tag-teams it with Lennox on the pounding bassline of "I'm A Hustla,"
complete with two beats. Again, nothing easily recognizable like say a C. Sparks
(Shout out to Ricky Davis, keep ya head up son. Pop twenty on em!) blend, but
the duo even take a page out of DJ Rondevu's book by adding Styles, DMX and
Capone to Nasir's "Streets Disciple." Buckshot's verse doesn't belong
on "NY Talk," even as G. Rap's verse from "Stick To Ya Gunz"
is the shizz of all shizz. I forgive Lennox for sweating B.I.G's nutsack more
than I sweat Saigon's ("Bin Laden" from Scram Jones is THAT!), as
his "Ain't No Fun" blend with the quite shocking Snoop surprise is
one of the best blends of 2005; "Take That Money" using the infamous
Gang Starr b-side from the "You Know My Steez" single and implementing
"Party and Bullshit" on top is pure adventure but not as intriguing
as Jada, Pun and Nore over the war-torn percussion or DJ Lennox's finest moment,
the near-perfect "2 Teks," taking Big L and Biggie over The Roots'
"Clones." It sounds as if both were in the booth for this one. Good
work mate. I'm also glad this DJ didn't forget that The Roots existed; now let's
hear some instrumentals-and rhymes-from Mos Def, Common, Outkast, and De La
Soul. Quickly, the trend of blending Eazy E and Game doesn't end with "Westside
Ridaz," joining everyone's favorite speedstick autobody mechanic and having

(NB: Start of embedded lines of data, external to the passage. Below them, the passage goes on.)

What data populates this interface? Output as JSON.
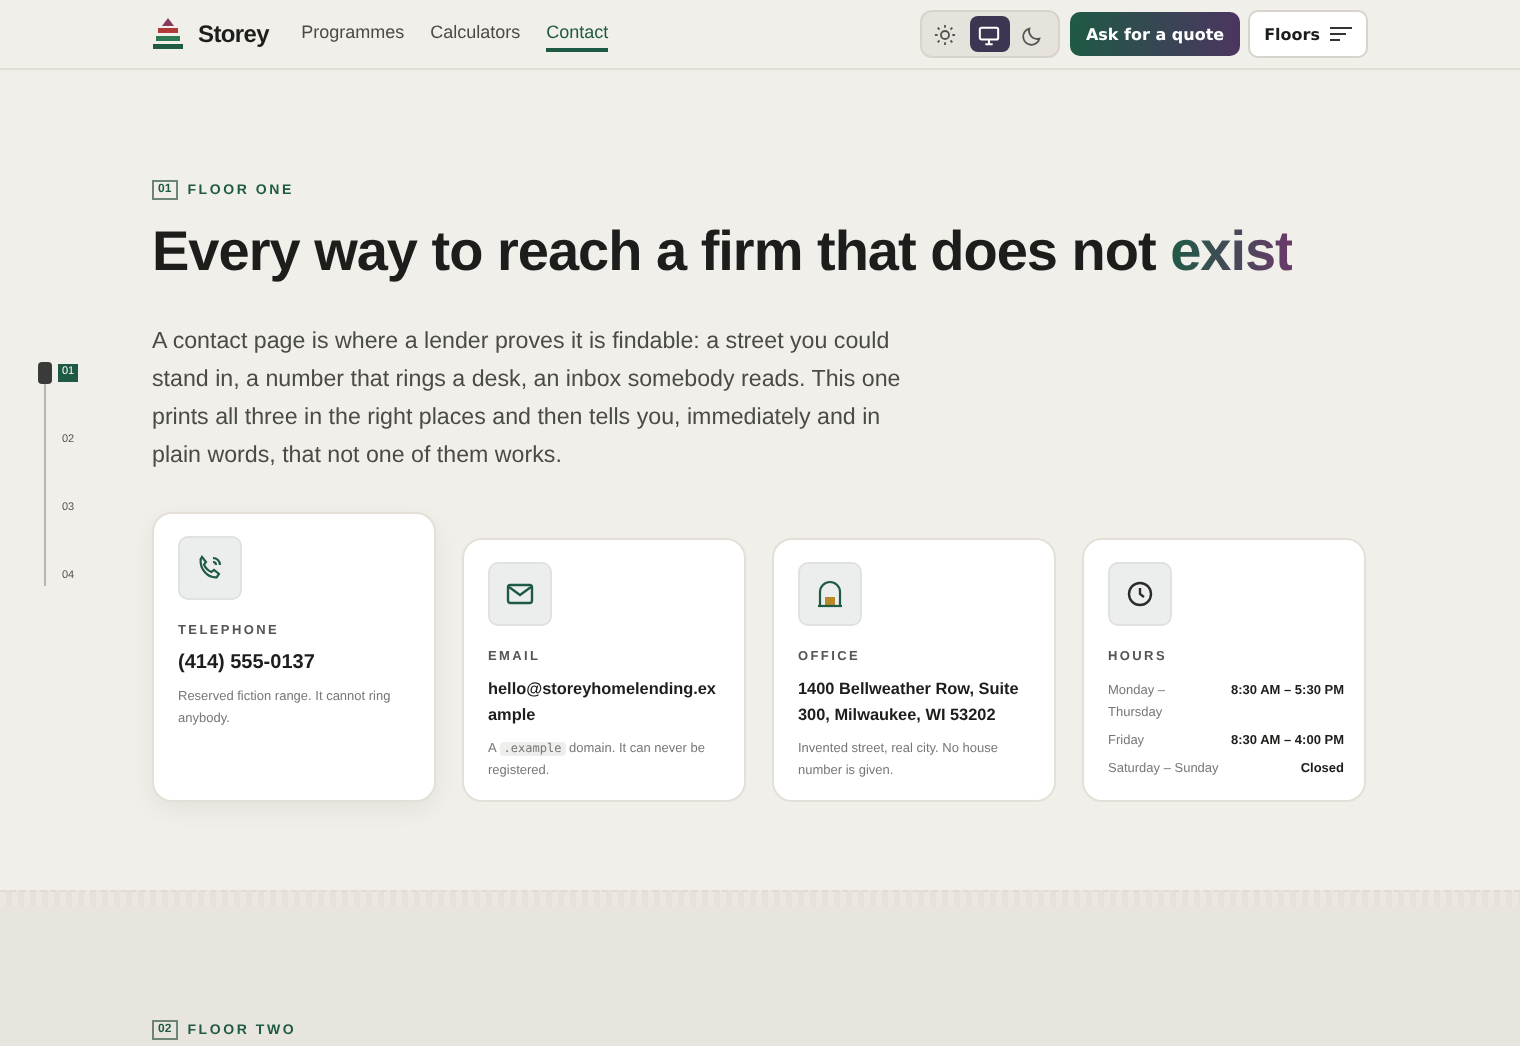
{
  "header": {
    "brand": "Storey",
    "nav": [
      {
        "label": "Programmes",
        "selected": false
      },
      {
        "label": "Calculators",
        "selected": false
      },
      {
        "label": "Contact",
        "selected": true
      }
    ],
    "themes": [
      {
        "kind": "light",
        "selected": false
      },
      {
        "kind": "system",
        "selected": true
      },
      {
        "kind": "dark",
        "selected": false
      }
    ],
    "quote_button": "Ask for a quote",
    "floors_button": "Floors"
  },
  "rail": [
    {
      "label": "01",
      "selected": true
    },
    {
      "label": "02",
      "selected": false
    },
    {
      "label": "03",
      "selected": false
    },
    {
      "label": "04",
      "selected": false
    }
  ],
  "section": {
    "number": "01",
    "eyebrow": "FLOOR ONE",
    "title": "Every way to reach a firm that does not",
    "title_accent": "exist",
    "intro": "A contact page is where a lender proves it is findable: a street you could stand in, a number that rings a desk, an inbox somebody reads. This one prints all three in the right places and then tells you, immediately and in plain words, that not one of them works.",
    "cards": [
      {
        "kind": "phone",
        "raised": true,
        "label": "TELEPHONE",
        "value": "(414) 555-0137",
        "note": [
          {
            "kind": "text",
            "text": "Reserved fiction range. It cannot ring anybody."
          }
        ]
      },
      {
        "kind": "email",
        "raised": false,
        "label": "EMAIL",
        "value": "hello@storeyhomelending.example",
        "note": [
          {
            "kind": "text",
            "text": "A"
          },
          {
            "kind": "code",
            "text": ".example"
          },
          {
            "kind": "text",
            "text": "domain. It can never be registered."
          }
        ]
      },
      {
        "kind": "office",
        "raised": false,
        "label": "OFFICE",
        "value": "1400 Bellweather Row, Suite 300, Milwaukee, WI 53202",
        "note": [
          {
            "kind": "text",
            "text": "Invented street, real city. No house number is given."
          }
        ]
      },
      {
        "kind": "hours",
        "raised": false,
        "label": "HOURS",
        "hours": [
          {
            "day": "Monday – Thursday",
            "time": "8:30 AM – 5:30 PM"
          },
          {
            "day": "Friday",
            "time": "8:30 AM – 4:00 PM"
          },
          {
            "day": "Saturday – Sunday",
            "time": "Closed"
          }
        ]
      }
    ]
  },
  "next_section": {
    "number": "02",
    "eyebrow": "FLOOR TWO"
  }
}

Fabolous join his overly-apparent idol Mase for a Neptunes blend (with the fitting
Juelz verse from "Oh Boi") gets points. Big Things appreciates.
I'm torn. Some
of the blends on Mixtape Phenoms 4 are the best blends I've heard since anything
Dirty Harry. Scram Jones, we got similar flows and production ideas, let's do
this Loose Cannons 2 mixtape, kid. But then you got shit like Pottersfield's
"Stuck," which, if you listen to hip-hop mixtapes, you've heard all
these verses, voices, beats before. There's some of that "typical"
mixtape bullshit on MPV4, and as unfortunate as it seems, it cannot be overlooked.
Yeah, so it's all true. Elev-8 is jealous of my internet-pimping skills; Lennox
might be texting my aunt on his sidekick as we speak. And while I'm hating my
labeling this effort for having the "double CD syndrome," there's
enough heat on these two discs to last 'til the 5th one smacks us all in the
grill. Next time, just make sure the hosts actually say SOMETHING. Early!